With US output escalating at its wildest rate for 13 years in 2018 and unemployment rate beating a 49-year low, the US economy is booming, inflation is at or above the 2% target on all the key measures and the jobs market is finally generating wage pressures.

However, a weaker global growth outlook is represented with Europe and Asia seeing clear signs of slowdown while increasing trade tariffs could affect the softening trend. Further equity market weakness emphasizes these fears for the 2019 growth.

Therefore, growth is expected to slow in 2019, but inflation could likely persist above target for much of the year ahead. Thus, three 25bp Federal Reserve rate rises in 2019 are expected versus four in 2018. As such, interest rate rises are expected to continue in 2019 but probably at a gentler pace.

ECB: A Hesitant Decision

The ECB was attempting to achieve policy normalization in 2019. However, given doubts about the strength of the Eurozone recovery and underlying inflation not gaining momentum, the ECB will take a very dovish stance, pushing the timing of a first deposit rate hike towards the end of the year. A reference rate hike may not happen until 2020.

Bank of England: Waiting on Brexit

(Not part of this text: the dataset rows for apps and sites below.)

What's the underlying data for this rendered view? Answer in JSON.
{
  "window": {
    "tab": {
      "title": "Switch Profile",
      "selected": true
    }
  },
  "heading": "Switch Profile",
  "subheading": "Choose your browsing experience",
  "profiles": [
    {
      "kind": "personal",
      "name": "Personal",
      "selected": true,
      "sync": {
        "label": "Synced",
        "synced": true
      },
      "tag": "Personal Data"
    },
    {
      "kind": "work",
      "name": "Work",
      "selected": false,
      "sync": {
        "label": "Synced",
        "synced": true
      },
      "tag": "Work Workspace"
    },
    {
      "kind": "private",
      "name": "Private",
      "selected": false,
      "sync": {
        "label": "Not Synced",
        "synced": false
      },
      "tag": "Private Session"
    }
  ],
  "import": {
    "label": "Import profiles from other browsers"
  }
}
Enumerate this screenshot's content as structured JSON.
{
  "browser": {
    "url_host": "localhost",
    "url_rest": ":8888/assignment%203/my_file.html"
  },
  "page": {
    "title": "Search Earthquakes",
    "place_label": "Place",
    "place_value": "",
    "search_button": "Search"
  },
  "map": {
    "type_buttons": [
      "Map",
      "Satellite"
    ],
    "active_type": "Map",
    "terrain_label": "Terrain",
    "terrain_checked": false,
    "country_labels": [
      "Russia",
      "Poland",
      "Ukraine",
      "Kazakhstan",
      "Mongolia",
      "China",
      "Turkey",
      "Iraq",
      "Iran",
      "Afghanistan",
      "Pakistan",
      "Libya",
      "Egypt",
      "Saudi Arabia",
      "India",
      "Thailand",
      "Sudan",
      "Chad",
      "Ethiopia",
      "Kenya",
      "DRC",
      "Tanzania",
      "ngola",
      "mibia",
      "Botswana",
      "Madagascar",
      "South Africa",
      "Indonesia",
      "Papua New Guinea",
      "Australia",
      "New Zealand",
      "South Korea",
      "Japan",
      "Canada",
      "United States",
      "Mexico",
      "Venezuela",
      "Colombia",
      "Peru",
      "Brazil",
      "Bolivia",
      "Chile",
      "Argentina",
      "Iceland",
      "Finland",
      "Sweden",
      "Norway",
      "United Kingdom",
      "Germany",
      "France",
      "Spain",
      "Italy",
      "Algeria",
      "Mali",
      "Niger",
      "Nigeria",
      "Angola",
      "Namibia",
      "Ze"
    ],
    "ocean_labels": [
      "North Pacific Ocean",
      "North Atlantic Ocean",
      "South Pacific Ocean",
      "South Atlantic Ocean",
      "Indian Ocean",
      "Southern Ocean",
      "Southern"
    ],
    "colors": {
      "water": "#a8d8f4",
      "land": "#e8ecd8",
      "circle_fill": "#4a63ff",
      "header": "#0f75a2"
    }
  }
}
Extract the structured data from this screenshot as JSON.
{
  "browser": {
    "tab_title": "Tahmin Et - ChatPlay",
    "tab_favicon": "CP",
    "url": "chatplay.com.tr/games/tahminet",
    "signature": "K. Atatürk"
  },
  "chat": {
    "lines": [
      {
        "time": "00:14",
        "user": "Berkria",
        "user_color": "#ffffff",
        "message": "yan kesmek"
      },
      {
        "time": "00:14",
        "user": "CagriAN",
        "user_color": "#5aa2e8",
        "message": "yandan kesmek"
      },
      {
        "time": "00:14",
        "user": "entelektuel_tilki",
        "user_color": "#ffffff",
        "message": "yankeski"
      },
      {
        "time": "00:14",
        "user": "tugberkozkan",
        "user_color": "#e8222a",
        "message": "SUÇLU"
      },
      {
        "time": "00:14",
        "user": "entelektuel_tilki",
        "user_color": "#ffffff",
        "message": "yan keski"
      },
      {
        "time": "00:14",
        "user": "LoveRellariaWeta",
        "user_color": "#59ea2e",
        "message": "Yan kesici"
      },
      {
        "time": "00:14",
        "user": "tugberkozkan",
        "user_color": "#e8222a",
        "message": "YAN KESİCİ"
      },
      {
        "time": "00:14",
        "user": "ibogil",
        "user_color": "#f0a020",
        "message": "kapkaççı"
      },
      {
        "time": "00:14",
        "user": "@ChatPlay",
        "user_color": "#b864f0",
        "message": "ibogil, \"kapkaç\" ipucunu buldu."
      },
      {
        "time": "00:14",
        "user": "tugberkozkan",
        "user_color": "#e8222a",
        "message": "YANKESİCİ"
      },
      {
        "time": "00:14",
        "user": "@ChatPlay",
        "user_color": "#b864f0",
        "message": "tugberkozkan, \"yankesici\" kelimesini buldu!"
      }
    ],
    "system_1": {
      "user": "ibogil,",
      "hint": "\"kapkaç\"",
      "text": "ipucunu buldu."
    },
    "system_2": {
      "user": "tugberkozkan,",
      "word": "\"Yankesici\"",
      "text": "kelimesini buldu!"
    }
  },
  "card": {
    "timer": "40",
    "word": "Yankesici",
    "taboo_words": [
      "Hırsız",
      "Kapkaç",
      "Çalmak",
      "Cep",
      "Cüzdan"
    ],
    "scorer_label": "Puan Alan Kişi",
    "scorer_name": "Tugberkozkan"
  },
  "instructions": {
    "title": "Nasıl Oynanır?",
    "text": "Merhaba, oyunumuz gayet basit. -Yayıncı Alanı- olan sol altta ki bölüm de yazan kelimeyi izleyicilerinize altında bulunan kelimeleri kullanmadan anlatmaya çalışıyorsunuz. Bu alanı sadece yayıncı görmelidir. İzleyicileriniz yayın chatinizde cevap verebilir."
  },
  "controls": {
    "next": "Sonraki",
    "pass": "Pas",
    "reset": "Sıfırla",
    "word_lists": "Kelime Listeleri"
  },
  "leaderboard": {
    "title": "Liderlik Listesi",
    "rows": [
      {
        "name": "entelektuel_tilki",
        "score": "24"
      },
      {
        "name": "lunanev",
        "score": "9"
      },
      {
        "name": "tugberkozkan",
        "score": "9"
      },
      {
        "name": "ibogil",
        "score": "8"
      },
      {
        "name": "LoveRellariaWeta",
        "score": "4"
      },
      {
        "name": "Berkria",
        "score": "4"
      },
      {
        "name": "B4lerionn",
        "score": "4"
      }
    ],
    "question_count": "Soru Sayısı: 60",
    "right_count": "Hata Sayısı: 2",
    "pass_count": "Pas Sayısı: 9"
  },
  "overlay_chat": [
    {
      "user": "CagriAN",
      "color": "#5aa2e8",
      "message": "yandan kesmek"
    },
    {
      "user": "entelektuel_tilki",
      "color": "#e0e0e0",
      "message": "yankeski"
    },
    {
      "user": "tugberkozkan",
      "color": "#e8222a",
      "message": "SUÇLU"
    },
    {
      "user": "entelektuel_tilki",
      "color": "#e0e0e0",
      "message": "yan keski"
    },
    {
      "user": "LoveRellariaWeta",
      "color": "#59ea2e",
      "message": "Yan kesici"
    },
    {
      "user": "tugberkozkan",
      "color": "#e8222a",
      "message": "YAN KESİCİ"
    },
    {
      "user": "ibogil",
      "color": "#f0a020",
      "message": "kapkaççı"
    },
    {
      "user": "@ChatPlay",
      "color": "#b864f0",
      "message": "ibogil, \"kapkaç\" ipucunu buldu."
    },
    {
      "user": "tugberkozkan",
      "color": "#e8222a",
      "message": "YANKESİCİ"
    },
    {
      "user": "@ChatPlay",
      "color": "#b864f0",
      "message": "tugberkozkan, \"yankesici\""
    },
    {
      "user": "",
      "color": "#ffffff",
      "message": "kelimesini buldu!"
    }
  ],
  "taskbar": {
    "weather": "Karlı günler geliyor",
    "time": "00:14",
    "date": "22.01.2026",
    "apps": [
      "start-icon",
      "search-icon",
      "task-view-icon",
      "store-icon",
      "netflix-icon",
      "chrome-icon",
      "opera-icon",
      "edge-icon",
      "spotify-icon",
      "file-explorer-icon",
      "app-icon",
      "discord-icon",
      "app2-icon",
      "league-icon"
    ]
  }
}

There are four scenarios for the BOE with regards to Brexit:

  1. If the Brexit deal is approved by the Parliament in December, the Bank would most likely stay on track of rate hikes in May 2019, potentially followed by another increase in November.
  2. If the Brexit deal is turned down by the Parliament, then article 50 would most likely get extended, prolonging the uncertainty for businesses well into 2019; hence, delaying interest rate hikes.
  3. If a fudge passed through the Parliament and avoids a “no deal”, that most probably could take place in March 2019, consumers and businesses will stay cautious till the end; hence, delaying interest rate hikes as well.
  4. If the UK does fall off the cliff edge, then BOE policymakers have suggested rates could go in either direction. Hence, the Bank will focus on growth and look through any currency-induced inflation spikes.

Bank of Japan: Only speculation

The Japanese Economy is seen strongly recovering in the final quarter of 2018 and is expected to stay into the new year. Moreover, the economy could be further enhanced by removing negative rates that could help thrust economic activity and prices.

It is mainly expected that the BOJ is nourishing such discussions that will make them switch to a more normal policy; however, given the recent commends by the Japanese Governor Kuroda, such hikes might not be accomplished in 2019. Hence, there is no clear hike or drop; there are only speculations!